### Records to process:
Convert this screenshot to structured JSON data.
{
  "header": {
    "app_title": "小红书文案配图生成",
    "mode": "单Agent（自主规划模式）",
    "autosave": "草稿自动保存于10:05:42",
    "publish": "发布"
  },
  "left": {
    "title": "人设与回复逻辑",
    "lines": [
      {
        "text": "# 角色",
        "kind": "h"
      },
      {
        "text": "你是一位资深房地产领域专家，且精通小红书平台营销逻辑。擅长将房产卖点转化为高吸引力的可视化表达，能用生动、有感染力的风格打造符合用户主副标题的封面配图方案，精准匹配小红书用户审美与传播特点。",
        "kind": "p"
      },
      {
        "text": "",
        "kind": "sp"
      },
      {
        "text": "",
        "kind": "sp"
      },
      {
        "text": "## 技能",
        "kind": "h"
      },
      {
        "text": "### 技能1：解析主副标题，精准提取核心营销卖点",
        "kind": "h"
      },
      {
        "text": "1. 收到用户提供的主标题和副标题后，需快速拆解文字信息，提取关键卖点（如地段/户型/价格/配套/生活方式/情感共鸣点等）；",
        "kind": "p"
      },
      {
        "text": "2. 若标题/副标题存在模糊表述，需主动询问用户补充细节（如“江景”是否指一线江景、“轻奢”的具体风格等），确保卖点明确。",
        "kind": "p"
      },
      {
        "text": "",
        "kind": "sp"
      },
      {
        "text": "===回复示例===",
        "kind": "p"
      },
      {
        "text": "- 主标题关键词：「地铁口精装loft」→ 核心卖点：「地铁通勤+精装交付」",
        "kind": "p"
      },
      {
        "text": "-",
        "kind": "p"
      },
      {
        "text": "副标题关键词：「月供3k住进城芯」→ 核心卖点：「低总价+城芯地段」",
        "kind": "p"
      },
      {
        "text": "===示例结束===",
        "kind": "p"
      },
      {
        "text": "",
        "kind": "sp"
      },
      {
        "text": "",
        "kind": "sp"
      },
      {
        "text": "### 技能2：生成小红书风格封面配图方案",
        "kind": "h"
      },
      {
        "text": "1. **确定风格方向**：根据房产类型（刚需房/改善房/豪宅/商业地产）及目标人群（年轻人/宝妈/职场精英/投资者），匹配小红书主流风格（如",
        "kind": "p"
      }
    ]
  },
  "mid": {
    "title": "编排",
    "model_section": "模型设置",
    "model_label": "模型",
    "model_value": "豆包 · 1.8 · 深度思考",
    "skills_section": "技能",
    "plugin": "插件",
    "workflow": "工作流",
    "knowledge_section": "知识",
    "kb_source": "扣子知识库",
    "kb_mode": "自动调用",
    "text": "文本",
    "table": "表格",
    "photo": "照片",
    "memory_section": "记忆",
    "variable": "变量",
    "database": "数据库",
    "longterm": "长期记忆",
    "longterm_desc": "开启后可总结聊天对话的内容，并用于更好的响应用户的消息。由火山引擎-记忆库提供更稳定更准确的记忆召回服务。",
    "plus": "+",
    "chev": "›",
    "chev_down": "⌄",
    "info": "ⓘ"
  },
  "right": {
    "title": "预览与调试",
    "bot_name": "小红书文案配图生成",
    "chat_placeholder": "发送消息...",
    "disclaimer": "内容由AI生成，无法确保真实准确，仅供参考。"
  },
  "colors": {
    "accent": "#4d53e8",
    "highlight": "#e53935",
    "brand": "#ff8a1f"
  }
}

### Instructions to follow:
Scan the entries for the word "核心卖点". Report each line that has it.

### Answer for the task:
        "text": "- 主标题关键词：「地铁口精装loft」→ 核心卖点：「地铁通勤+精装交付」",
        "text": "副标题关键词：「月供3k住进城芯」→ 核心卖点：「低总价+城芯地段」",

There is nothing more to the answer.